Do They Know What You Want? – Job Descriptions and How to Make Them Work
Author: Paul Phillips
(note by Ken: I use this article as a resource in helping SEND leaders write or revise their own job descriptions. I have found that results-based job descriptions are more helpful than just a simple list of tasks the leader is expected to perform.)
They know what I want. We don’t need to write it down.’ is often the response when the issue of the dreaded job description comes up. Most of the time, when asked, the poor employee is left guessing as to what the boss wants.
A survey showed that the response to the question ‘Do you know what is expected of you in your job?’ 3 didn’t know, 12 were unsure, 44 were fairly sure and only 41 knew exactly. This means 59 didn’t know exactly what the boss wanted.
Job descriptions have acquired a less than favorable reputation, and for very good reason. They have tended to be long and full of activity-based detail. Consequently, they become out of date very quickly and quite useless.
However, a well written, results-based job description can be useful for recruitment, performance management, identifying training needs and determining pay levels. On top of this, an employment contract without a related job description is taking an unnecessary risk.
So, how can we have something meaningful, useful, short, and that doesn\’t require a huge administrative effort to prepare and maintain?
Our approach to this is to keep it simple. Here are the key steps.
Primary Objective – This is one or two sentences that give the overall reason for the job. eg To manage the plant within an agreed budget to produce high-quality products which meet sales forecasts.
Key Result Areas (KRAs)- There may be up to five or six of these. Any more than this number and you are probably just listing tasks. These are the end results of why we are performing activities. Keep on asking ‘why’ and eventually you should arrive at a useful end result. If not, why are you performing that task? Eg Resourcing: Ensure plant is resourced to meet manufacturing schedule in terms of raw materials, equipment, and people.
Grouping KRAs under headings sometimes helps in the writing. eg. Planning, Operations, Quality, Reporting, Staff Development.
Measures – We need to have specific measures in place to ensure there are no arguments as to whether the results have been achieved or not. (E.g. Downtime due to a shortage of resources is less than 2.) If there is a planning element in the job, the measure may be to gain agreement to the plan from all stakeholders. The next measure may then be to implement the plan in line with the criteria identified.

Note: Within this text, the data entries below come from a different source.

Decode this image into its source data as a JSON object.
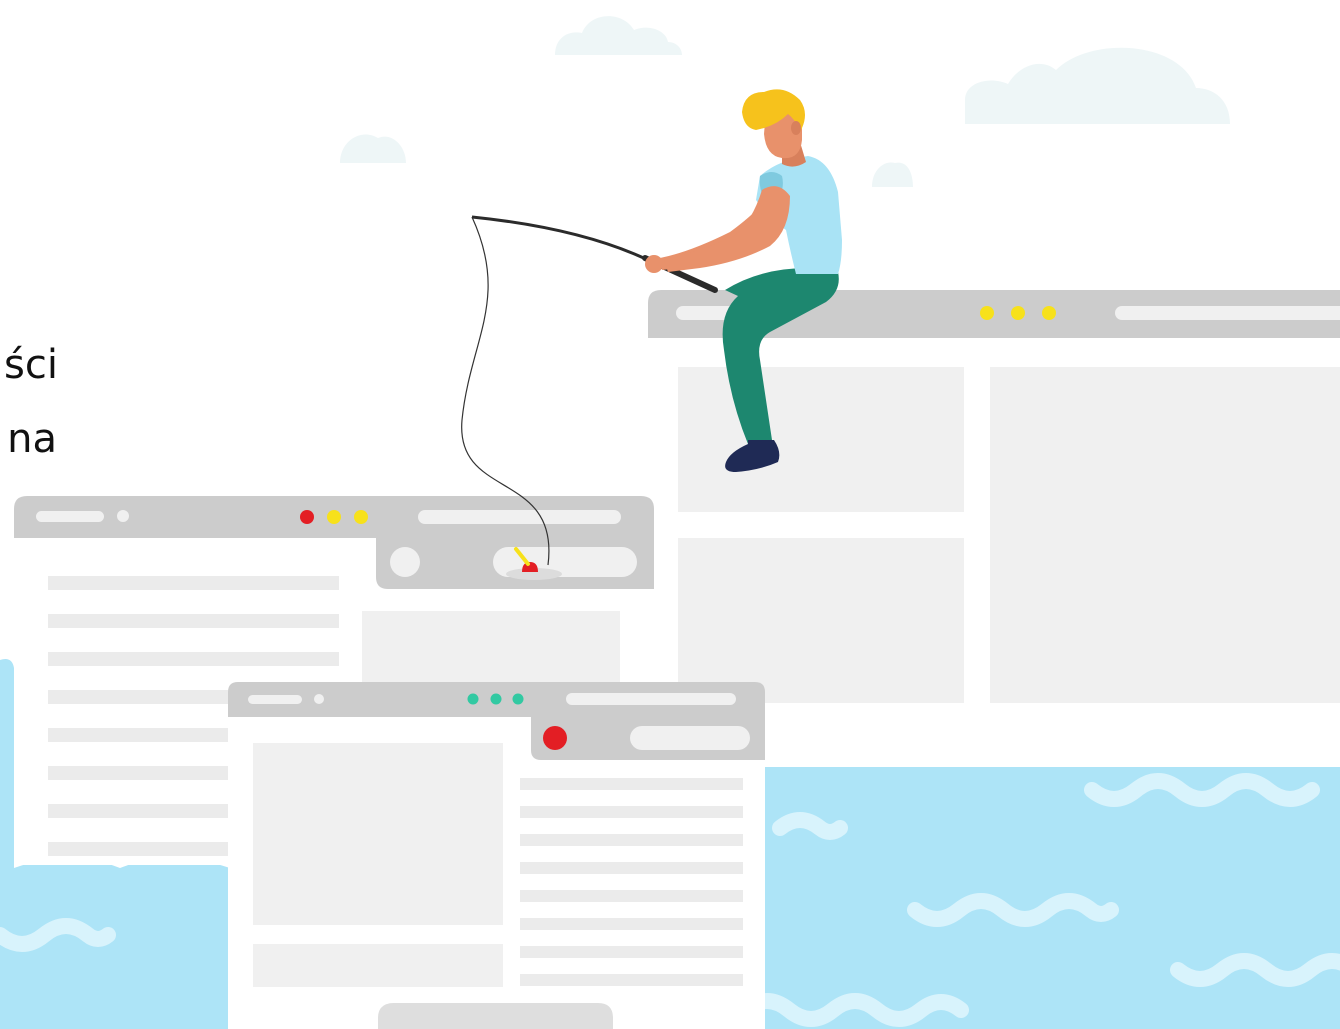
{
  "text": {
    "fragment_1": "ści",
    "fragment_2": "na"
  },
  "colors": {
    "background": "#ffffff",
    "cloud": "#eef6f7",
    "window_bar": "#cccccc",
    "window_body": "#ffffff",
    "placeholder_block": "#f0f0f0",
    "placeholder_line": "#ebebeb",
    "water": "#ade4f7",
    "water_wave": "#d8f3fc",
    "dot_red": "#e31e24",
    "dot_yellow": "#f7e11b",
    "dot_teal": "#32c9a2",
    "hair": "#f6c21c",
    "skin": "#e8916b",
    "shirt": "#a9e3f5",
    "pants": "#1d876f",
    "shoe": "#1f2a55",
    "rod": "#2b2b2b"
  },
  "icons": {
    "browser_window": "browser-window-icon",
    "fisherman": "fisherman-illustration",
    "fishing_float": "fishing-float-icon",
    "cloud": "cloud-icon",
    "wave": "wave-icon"
  }
}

Typical qualifications and experience – This section gives an indication of the background required to carry out the job. It does not have to be the background of the current job holder.
Other relevant information – This area can take care of other elements relevant to the job such as shift work, travel or dealing with certain types or people.
With these areas carefully completed you should have a useful document that is only one or two pages long.
If it is written by the jobholder, they will have some ownership of it and it is more likely to get used.
If the KRA’s are broad they will not become out of date too often and the measures should make them meaningful.
Specific goals for the year can be extracted from each KRA for performance management and development. Where there are anticipated resource or development needs to meet the goals these can be addressed.
If you would like an example of a job description in this format, you can download one free of charge from the website shown below with the author’s details.
About the Author
Paul Phillips is a Director of Horizon Management Group; a specialist human resource management consulting firm. He has over 30 years experience in HR and, while based in Australia, has worked in a number of overseas locations.